NEW BEDFORD — From the national level to the local level, the healthcare discussion seemingly never ends. A week after Mayor Jon Mitchell announced he'd be seeking the utilization of a neutral arbitrator to negotiate health insurance plans with public employee unions, the New Bedford City Council voted to further negotiations in house.

On Thursday night in a Council Chambers packed with city employees and union representatives, City Council voted 10-1 to push the discussion of public employee healthcare coverage to the Finance Committee. The Council also voted for a 90 day hold on the end of negotiations to the Chair of Finance.

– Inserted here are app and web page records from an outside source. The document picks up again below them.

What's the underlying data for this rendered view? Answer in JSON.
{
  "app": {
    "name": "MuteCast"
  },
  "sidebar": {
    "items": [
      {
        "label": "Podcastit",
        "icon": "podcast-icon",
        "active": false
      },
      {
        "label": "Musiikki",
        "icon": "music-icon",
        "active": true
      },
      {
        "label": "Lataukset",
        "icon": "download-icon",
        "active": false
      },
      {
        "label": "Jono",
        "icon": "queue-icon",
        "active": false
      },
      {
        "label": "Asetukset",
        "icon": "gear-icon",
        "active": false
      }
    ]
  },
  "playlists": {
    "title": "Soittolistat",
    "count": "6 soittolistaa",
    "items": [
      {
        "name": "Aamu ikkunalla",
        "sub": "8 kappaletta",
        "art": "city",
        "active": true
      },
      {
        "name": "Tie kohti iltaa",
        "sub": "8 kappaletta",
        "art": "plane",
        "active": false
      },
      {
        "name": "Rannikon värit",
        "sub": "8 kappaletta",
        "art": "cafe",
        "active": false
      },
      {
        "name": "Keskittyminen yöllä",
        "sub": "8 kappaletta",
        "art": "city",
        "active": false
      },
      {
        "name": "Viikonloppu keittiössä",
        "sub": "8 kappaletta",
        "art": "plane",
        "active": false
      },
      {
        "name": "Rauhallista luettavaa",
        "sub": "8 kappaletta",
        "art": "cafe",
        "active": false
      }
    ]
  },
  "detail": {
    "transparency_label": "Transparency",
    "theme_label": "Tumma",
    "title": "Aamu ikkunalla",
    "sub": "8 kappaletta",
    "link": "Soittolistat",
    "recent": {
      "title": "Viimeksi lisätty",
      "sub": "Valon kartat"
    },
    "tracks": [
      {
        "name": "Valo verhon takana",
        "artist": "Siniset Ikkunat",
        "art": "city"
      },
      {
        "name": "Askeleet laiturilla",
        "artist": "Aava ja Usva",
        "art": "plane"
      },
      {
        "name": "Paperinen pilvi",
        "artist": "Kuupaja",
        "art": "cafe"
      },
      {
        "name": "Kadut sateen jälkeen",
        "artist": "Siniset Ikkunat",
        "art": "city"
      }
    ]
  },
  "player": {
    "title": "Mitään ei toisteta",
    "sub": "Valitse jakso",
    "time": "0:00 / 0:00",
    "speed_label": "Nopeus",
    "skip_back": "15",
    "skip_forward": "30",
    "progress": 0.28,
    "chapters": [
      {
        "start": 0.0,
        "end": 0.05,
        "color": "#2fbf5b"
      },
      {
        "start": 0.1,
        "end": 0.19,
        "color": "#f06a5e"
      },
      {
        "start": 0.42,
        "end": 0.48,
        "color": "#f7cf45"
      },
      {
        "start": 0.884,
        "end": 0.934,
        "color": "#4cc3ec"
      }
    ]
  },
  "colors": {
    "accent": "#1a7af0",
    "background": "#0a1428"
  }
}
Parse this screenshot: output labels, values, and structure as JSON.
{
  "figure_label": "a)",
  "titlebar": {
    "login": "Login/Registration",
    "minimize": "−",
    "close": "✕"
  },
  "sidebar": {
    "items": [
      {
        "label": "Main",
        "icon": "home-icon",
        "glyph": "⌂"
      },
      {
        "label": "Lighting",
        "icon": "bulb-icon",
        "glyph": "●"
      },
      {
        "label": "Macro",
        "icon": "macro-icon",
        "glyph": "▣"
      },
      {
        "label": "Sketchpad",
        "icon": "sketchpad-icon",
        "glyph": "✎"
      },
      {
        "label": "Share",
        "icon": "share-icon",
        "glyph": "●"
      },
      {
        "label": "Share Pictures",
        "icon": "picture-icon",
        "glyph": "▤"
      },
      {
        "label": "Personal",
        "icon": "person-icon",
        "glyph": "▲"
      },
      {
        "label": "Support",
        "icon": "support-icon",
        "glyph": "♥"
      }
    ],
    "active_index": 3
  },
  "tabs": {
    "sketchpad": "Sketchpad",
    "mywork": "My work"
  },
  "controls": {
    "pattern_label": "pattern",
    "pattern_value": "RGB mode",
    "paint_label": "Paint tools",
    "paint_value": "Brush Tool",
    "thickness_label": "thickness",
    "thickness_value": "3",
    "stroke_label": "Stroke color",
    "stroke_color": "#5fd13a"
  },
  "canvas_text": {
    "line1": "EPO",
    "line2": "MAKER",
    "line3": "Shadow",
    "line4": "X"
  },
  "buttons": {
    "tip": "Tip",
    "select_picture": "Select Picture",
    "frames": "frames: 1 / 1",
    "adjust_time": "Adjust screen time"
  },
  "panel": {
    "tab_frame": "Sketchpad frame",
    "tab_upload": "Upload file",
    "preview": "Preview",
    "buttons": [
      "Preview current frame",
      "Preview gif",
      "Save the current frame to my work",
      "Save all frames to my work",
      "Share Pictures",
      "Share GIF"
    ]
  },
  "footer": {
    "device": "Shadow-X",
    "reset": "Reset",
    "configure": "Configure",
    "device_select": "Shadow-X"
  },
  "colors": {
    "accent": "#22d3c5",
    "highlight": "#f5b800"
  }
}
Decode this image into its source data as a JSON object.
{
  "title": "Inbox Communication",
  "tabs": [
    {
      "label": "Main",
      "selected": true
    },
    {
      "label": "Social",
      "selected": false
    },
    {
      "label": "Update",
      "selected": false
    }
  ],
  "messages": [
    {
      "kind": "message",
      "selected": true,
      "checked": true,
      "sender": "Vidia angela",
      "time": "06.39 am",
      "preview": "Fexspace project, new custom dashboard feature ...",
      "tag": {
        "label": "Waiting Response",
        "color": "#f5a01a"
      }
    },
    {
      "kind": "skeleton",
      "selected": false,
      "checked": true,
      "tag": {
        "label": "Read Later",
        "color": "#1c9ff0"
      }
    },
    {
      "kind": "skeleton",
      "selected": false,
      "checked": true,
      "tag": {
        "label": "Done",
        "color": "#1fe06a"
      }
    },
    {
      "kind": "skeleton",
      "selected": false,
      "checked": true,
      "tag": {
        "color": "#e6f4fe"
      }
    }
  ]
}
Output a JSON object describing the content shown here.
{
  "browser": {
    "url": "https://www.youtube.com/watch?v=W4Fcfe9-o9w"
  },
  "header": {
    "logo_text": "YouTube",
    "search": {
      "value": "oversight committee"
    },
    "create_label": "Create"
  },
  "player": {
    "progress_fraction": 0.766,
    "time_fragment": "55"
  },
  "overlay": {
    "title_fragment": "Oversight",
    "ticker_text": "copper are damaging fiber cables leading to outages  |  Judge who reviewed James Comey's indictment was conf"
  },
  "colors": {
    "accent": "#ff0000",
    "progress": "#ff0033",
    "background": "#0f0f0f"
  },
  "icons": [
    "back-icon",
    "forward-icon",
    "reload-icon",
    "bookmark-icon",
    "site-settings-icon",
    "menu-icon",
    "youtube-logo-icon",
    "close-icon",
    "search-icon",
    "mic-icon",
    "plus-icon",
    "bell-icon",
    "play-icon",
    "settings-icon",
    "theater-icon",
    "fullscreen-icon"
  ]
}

Ward Three City Councillor Hugh Dunn provided the sole vote against sending the discussion to the Finance Committee. Dunn drew a round of applause from the crowd representing city workers for his condemnation of Mayor Jon Mitchell's order to City Council to accept the use of Massachusetts General Laws Chapter 32B, Sections 21-23 - a state law adopted in 2007 that would allow the city the use of a neutral arbitrator in deciding city's health insurance plans.

“I've done extensive research on this and have noted that there's no savings to the taxpayer in any gateway city similar to New Bedford that has enacted and entered into the GIC health system,” Dunn explained. "In Lawrence, taxes went up by 3.6-percent to date. In Springfield taxes went up 3.8-percent. In Pittsfield they're up 6.8-percent. This is not the way to do this.”

Dunn saw support from a number of other councillors on his stance, including Councillor At-Large Naomi Carney. She equates the decision to use a neutral arbitrator to “writing a blank check to insurance companies."

Carney also initiated the motion to place a 90 day hold on the Chair of Finance to end negotiations between employee unions and the city.

“I want the opportunity for the Public Employees Committee (PEC) and the Administration to sit down. I am not willing to give a blank check to anybody to choose our healthcare when that's a big concern of mine. I'm not going to play God with people's lives,” Carney said. “I hope the negotiations work well and that they can come back to us with some solid plans because I know that with 5,000 people being insured (by the city) that somebody is going to step to the plate and give us a good price.”

Councillor Dunn also says that he'd like the council to explore different healthcare plans and that companies have gone to him to compete for the city's contract. He also says that he'd like to see the Administration make progress while working with PEC, and that he looks forward to “seeing what they can hash out.”

“I can't vote to rob Peter to pay Paul when it's our public employees' health and well-being that's being put at risk. They've earned the right to negotiate. I want to see them negotiate,” Dunn said. “My vote is based on the fact that I know the taxpayer will not receive any savings on this and that the money will just be spent somewhere else.”